Sunday, 25 July 2010

Oxford in July

Now as someone who makes part of their living by showing people around Oxford I am not one to complain at the presence of visitors in the city,but, and it is a big BUT, each summer the city seems to be swamped by tourists, and each year seems worse than previous ones. That would be all right if they were really interested in the history and architecture, the culture and the ambience of Oxford. To be honest, many of those who come are not. So far, so bad.

This year seems to have more than any previous one I can recall a superabundance of European language students. Now I get the impression that individually these are probably perfectly pleasant teenagers ( Is that an oxymoron? Never mind) of the French, Italian or Spanish variety.

Collectively the effect is rather different. Frankly, it is frightful. It is like making one's way through an interactive film - something like "Oxford - Invasion of the Eurobrats"

Those of you who have experienced Oxford this year will appreciate the point, and those who have not will get it, if I compare the effect to the film "Gremlins"... (provided you have seen that film.)
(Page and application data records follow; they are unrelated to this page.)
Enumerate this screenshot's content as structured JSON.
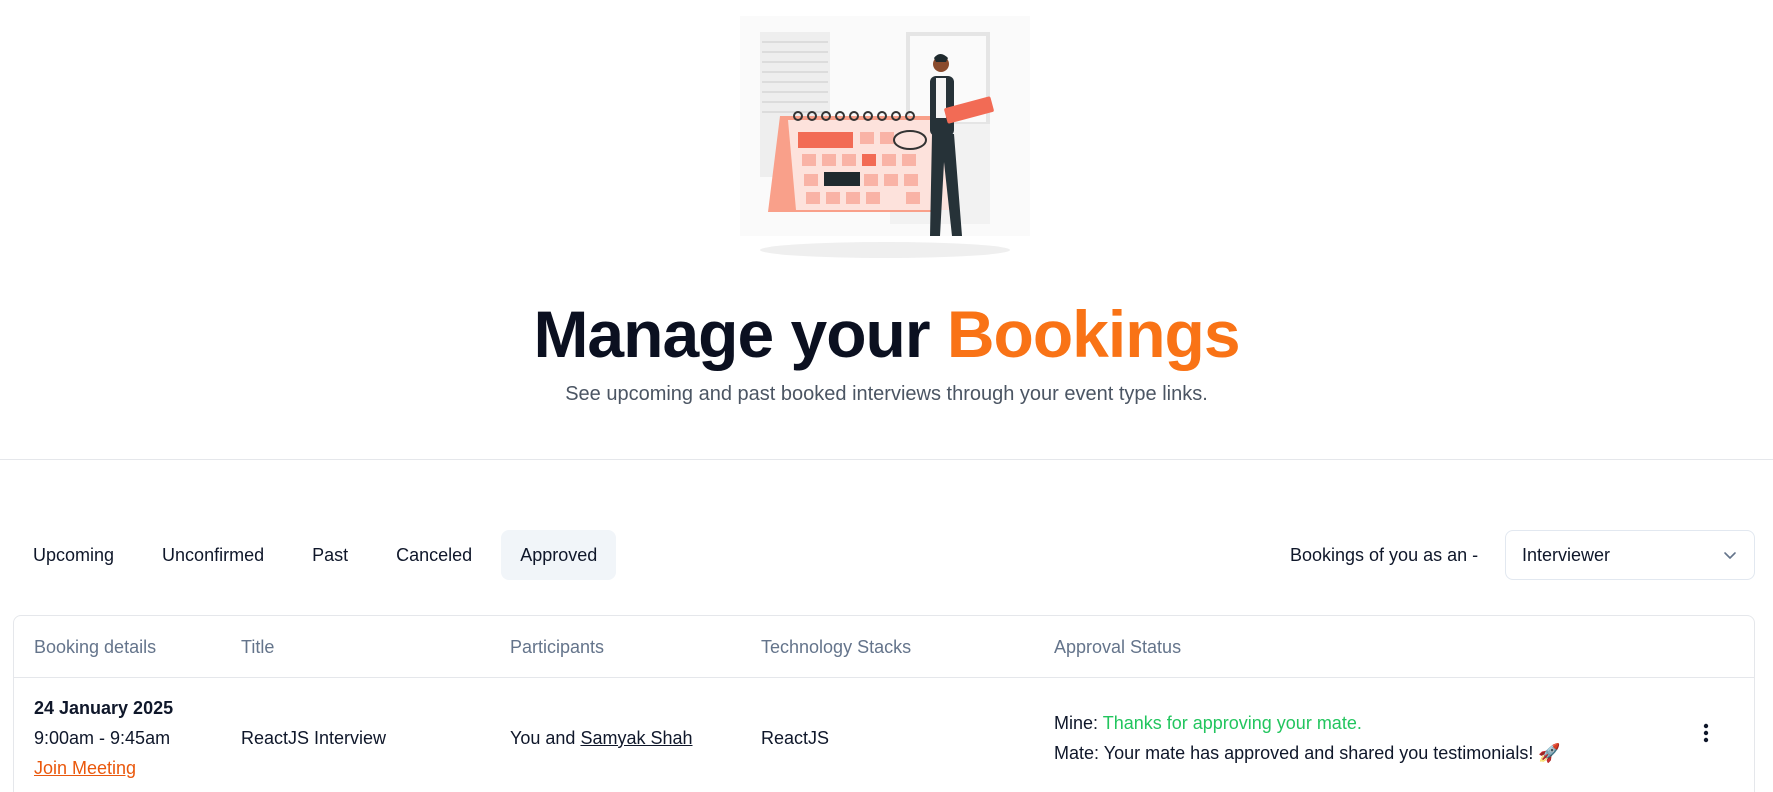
{
  "hero": {
    "title_part1": "Manage your",
    "title_part2": "Bookings",
    "subtitle": "See upcoming and past booked interviews through your event type links.",
    "accent_color": "#f97316"
  },
  "tabs": [
    {
      "label": "Upcoming",
      "active": false
    },
    {
      "label": "Unconfirmed",
      "active": false
    },
    {
      "label": "Past",
      "active": false
    },
    {
      "label": "Canceled",
      "active": false
    },
    {
      "label": "Approved",
      "active": true
    }
  ],
  "role_filter": {
    "label": "Bookings of you as an -",
    "selected": "Interviewer",
    "icon": "chevron-down-icon"
  },
  "table": {
    "headers": [
      "Booking details",
      "Title",
      "Participants",
      "Technology Stacks",
      "Approval Status"
    ],
    "rows": [
      {
        "date": "24 January 2025",
        "time": "9:00am - 9:45am",
        "join_label": "Join Meeting",
        "title": "ReactJS Interview",
        "participants_prefix": "You and",
        "participant_name": "Samyak Shah",
        "tech": "ReactJS",
        "mine_label": "Mine:",
        "mine_status": "Thanks for approving your mate.",
        "mate_label": "Mate:",
        "mate_status": "Your mate has approved and shared you testimonials! 🚀",
        "actions_icon": "kebab-menu-icon"
      }
    ]
  }
}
Go to fullsize image

Eurobraticus Oxoniensis

Meanwhile change goes on in the city, and being change it is usually problematical, and often not for the better. Thus the former Border's bookshop, as well as another shop in the central area is being turned into Tesco supermarkets. Useful I agree, but is that how we want to see the future of central Oxford, dominated on its main streets by supermarkets?

As a further sign of change and decay in all I see (and I manage to see a lot of it) Gills, the ironmongers off the High, are closing at the end of August. This is a consequence of failing to negotiate a satisfactory new lease. Not only is it the loss of a traditional business, but the firm claims to have been here since 1530 - so it is older than many colleges, and indeed institutions such as the Bodleian (1602) and the Ashmolean (1683).

1 comment:

Stephanie A. Mann said...

I was in Oxford last year for a week and I can certainly sympathize. The central streets were often very crowded. The supermarkets would be a convenience for a visitor but do seem a little out of place.